Pilbara, a beautiful region of Western Australia, has seen more asbestosis and mesothelioma diagnoses than nearly any other place in the world, and though entire towns have been wiped out by their exposure to asbestos, the problem struck the indigenous community particularly hard.
Aboriginal People at Particular Risk
Photos from the glory days of the region show young Aboriginal men unknowingly risking mesothelioma, riding atop trucks carrying bags of deadly asbestos from the region’s mines to the coastal ports. The men were unable to get any other jobs, so considered themselves fortunate to be hired by the asbestos companies to drive the trucks and load and unload the bags. Today, almost all of them have died from asbestos-related disease.
Medical experts say that thousands of people who lived near or worked in Wittenoom, the town closest to where the blue asbestos mine was located, have died of mesothelioma and asbestos, and the real tragedy is that none were made aware of the dangers that they faced. The asbestos deposit was first discovered in 1915 and the mine first opened in 1938, and the Australian Blue Asbestos mine specifically hired local Aborigines to handmine the deadly material. That company sold its rights to the mine in 1944 to another company, which continued mining activities for the next two decades. Wittenoom quickly attracted Aboriginal people from all over the country, as it was one of the few places that would hire them.

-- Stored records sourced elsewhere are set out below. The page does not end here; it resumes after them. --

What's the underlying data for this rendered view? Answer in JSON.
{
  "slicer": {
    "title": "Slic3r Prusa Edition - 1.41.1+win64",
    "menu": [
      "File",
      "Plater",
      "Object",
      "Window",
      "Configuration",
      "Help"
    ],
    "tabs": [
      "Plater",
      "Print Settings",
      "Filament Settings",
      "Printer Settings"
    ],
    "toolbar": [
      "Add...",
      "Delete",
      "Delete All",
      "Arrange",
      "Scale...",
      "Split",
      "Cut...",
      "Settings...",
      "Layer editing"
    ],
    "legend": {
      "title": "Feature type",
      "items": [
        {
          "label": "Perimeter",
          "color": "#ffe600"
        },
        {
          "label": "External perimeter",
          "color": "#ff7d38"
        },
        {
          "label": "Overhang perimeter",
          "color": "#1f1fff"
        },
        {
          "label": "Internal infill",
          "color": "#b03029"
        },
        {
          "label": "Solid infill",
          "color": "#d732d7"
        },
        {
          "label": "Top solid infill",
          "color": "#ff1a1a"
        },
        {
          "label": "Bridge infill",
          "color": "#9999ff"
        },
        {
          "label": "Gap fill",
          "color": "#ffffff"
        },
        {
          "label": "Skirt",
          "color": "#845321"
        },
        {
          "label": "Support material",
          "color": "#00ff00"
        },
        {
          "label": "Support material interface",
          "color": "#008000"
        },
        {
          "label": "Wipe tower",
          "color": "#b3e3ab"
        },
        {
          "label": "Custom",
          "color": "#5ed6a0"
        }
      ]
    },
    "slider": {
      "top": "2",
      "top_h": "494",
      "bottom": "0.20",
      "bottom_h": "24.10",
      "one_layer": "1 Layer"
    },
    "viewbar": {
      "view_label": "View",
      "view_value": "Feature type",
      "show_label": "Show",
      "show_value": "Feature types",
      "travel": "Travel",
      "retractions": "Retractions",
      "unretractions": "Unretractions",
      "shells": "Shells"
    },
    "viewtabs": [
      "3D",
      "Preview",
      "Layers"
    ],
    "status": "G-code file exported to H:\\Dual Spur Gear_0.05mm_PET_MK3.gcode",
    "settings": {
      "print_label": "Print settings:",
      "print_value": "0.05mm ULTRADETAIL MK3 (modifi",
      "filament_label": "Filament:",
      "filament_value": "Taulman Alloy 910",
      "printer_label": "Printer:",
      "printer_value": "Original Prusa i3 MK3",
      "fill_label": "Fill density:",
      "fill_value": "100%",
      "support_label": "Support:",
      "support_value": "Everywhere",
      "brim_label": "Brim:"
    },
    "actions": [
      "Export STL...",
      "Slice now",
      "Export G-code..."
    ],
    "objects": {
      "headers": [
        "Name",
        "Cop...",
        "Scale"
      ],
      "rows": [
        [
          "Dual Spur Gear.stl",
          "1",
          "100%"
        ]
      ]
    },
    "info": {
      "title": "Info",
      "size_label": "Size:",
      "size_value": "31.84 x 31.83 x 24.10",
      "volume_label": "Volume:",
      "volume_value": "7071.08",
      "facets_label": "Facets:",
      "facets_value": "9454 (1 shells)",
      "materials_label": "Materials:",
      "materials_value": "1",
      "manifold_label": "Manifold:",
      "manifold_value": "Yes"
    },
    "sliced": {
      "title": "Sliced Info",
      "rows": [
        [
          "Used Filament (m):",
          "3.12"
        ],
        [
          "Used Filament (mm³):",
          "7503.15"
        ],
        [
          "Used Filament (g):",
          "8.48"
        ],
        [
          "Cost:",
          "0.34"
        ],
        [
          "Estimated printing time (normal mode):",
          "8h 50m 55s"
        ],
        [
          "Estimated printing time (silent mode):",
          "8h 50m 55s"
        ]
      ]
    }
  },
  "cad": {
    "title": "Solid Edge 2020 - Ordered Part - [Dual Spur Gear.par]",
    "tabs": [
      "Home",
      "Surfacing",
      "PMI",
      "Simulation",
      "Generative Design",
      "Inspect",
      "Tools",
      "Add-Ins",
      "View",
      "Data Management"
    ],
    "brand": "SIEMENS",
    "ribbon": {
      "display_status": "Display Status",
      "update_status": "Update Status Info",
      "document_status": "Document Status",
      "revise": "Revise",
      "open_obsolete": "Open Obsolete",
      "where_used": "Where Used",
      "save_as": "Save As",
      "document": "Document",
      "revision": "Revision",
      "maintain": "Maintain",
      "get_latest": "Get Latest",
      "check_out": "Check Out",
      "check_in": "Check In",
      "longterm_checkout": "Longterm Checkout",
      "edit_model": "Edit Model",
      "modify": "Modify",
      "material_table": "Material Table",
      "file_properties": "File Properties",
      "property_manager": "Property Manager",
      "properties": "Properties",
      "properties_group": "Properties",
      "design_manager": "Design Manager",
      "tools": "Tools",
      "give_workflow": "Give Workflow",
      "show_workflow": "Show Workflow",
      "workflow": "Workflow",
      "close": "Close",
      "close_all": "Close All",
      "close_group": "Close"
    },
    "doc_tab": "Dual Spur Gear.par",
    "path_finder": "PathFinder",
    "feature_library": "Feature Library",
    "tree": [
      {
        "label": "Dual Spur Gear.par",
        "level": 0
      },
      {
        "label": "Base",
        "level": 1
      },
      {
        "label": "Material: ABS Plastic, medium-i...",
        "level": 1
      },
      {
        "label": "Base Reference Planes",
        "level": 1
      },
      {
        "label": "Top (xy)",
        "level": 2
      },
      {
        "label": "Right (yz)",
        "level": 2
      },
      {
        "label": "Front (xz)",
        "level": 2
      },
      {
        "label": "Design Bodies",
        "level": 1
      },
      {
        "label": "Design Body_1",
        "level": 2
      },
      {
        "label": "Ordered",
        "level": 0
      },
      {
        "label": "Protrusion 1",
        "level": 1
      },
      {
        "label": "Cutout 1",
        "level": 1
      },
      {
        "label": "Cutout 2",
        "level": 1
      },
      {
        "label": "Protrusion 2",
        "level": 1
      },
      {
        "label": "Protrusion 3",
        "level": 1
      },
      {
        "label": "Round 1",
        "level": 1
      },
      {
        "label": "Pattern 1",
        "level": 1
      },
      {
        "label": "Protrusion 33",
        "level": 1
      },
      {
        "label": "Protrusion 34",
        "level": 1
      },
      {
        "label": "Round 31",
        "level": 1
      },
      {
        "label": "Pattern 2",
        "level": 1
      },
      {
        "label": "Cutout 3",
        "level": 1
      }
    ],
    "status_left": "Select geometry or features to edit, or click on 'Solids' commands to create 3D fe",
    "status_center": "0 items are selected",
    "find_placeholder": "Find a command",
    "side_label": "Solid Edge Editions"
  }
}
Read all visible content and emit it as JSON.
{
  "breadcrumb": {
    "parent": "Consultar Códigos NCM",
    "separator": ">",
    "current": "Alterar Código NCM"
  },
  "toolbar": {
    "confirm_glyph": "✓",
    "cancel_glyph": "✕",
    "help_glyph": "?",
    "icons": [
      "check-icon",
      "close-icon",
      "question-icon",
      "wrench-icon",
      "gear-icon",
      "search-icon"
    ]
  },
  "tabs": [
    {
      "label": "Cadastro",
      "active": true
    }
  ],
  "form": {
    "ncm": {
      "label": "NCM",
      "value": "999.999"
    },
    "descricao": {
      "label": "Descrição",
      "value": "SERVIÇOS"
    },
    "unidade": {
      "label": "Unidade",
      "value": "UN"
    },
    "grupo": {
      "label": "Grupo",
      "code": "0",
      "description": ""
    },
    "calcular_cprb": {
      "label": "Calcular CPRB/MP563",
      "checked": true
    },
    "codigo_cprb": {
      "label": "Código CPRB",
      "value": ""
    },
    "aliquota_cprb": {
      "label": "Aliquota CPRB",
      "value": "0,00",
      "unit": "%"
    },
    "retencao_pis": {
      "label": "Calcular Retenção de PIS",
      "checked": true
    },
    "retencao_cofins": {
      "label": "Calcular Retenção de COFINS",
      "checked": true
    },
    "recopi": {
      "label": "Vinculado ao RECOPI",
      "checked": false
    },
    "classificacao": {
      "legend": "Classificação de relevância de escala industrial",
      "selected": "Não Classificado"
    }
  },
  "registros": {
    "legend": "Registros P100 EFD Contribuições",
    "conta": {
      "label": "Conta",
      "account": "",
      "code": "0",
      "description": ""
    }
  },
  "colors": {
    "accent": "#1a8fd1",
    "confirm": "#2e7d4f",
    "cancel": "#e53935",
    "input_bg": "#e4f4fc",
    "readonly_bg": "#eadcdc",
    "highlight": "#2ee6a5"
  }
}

Asbestos Mine Conditions Described as Deplorable
There is little mystery as to why so many of the former workers have been sickened with mesothelioma. Descriptions of the conditions in the mine are harrowing, with workers crammed into close quarters with no ventilation, hand shoveling asbestos into bags.
An employee from the WA Public Health Department warned the mine’s owners, as well as the government, of the risk of asbestosis in 1948, but was ignored. In the meantime, people who lived in the community built their homes using asbestos and allowed their children to play in the asbestos piles. Former residents recall rolling in the carcinogen, and even chewing it like gum. The mine closed in 1966, and by 2007 when thousands had died from asbestos-related diseases, Wittenoom was literally struck from the Australian map: the Western Australian government officially ruled the town off-limits. The Aboriginal population in the region is reported to have one of the highest mesothelioma death rates in the world.
Like the asbestos companies in the United States, the asbestos mine owners in Western Australia could have protected their workers from mesothelioma decades before they closed their mine, but they didn’t. If someone you love has been similarly affected by asbestos, we are here to help Contact us today at 1-800-692-8608.